One of my beta testers just found some very odd behaviour. He was trying different shortcuts, such as “l” for “look”, “i” for “inventory”, etc and he tried “g”, thinking it was a shortcut for “get”. So, he typed “g crowbar” and it tried to move him east instead of getting the crowbar. He then moved west to a room with no crowbar in it and typed “g crowbar” and it moved him west again. He then tried nonsense like “g flibble” and it did the same thing.
We figured out that it was repeating the last command and was ignoring whatever was typed after it (which is very inconsistent with how other actions work) and after digging around for a while, I found the “again” command and realised that “g” is short for “again”.
So, to avoid confusion, I decided to remove those commands with:
Understand "again" and "g" as something new.

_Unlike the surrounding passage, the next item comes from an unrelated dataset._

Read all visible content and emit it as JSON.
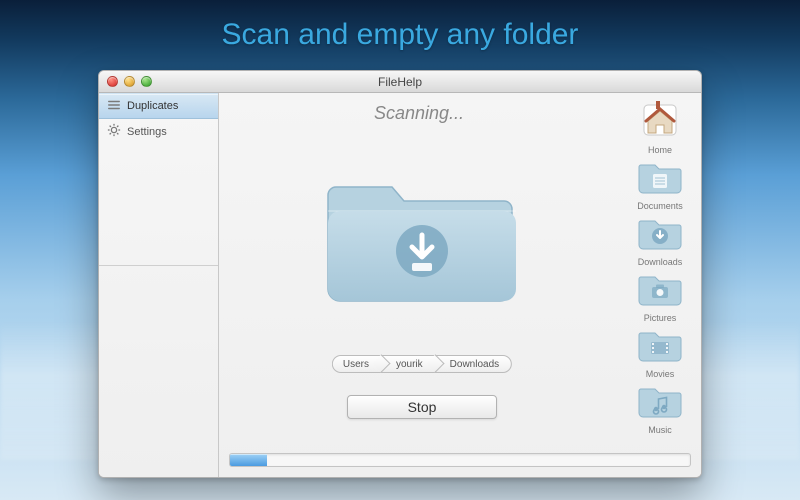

but it doesn’t work. Every other action I’ve ever done this with, becomes an unknown verb, unless I assign it to a new action.
Then I tried this, hoping to spoof the behaviour of an unknown verb:
Understand the command "g" and "again" as something new. Gerfing is an action applying to nothing. Understand "g" and "again" as gerfing.
Instead of gerfing:
say "That's not a verb I recognise."
but both “again” and “g” still repeat the previous command.
Does anyone know of a way to remove “again” and “g”, so that they are no longer recognised verbs?
The long answer is that processing AGAIN takes place first in the I6 parser code, before any grammar lines are considered. Thus you can’t change this behavior short of changing the parser directly. And the parser is somewhat difficult to change at a practical level. Either you have to have an impractically long inclusion in your I7, or you need to modify the CommandParserKit directly. (Someone may want to correct me on this?)
I would instead have a COMMANDS action that among other things includes the AGAIN/G command.
If it worked like other commands, I probably wouldn’t, but a lot of the confusion seems to come from the fact that “g” ignores everything typed after it, which makes it seem to the testers as if it’s doing something related to what they typed (eg. “g crowbar”). Especially since I’ve now had another tester send me an email telling me that the abbreviation for “go” is “doing something weird”.
It just seems to be so confusing to some people (and not really all that useful), that removing the command seems to be the cleanest solution.
Do people use “g / again”?
I’ve always found that ↑ (up arrow) was better.
It’s the same number of keystrokes (1 + return key), it’s generalised (you can go back as much as you want), you can see what’s the command before sending it, and I’m already used to it because of the terminal.
I think the first appearance of AGAIN in an Infocom game was Cutthroats (1984). I haven’t seen a lot of discussion about it, but I assume that it was part of the nice, new gray box interpreter (at least C64 got a new one with keypress sounds, new color scheme, and lower-case support).
That means that AGAIN has been around for 39 years.
I wouldn’t disable established features unless there’s some significant gameplay reason specific to your work. Most (not all, obviously) players will just expect it to be there and for it to work. Even if it’s rarely used, its absence will probably bother people.
Adding a short comment or explaining in some other way is probably the best approach.
After reading a command:
if word number 1 in the player's command is "g" or word number 1 in the player's command is "again":
if number of words in the player's command > 1:
say "I don't understand.";
reject the player's command;
say "Performing last action again.";
I use G all the time, and would be miffed if it wasn’t available.
Why cater to one inexperienced person in a way that would potentially alienate your base of players? I think a message like @rileypb 's would be sufficient to help new players.
I’d also suggest you include a section for new parser players at the beginning of your games explaining the basic commands and shortcuts. I always include these, and I’ve gotten a lot of positive feedback for doing it (although I don’t think I explain G in them-- I should probably add that!).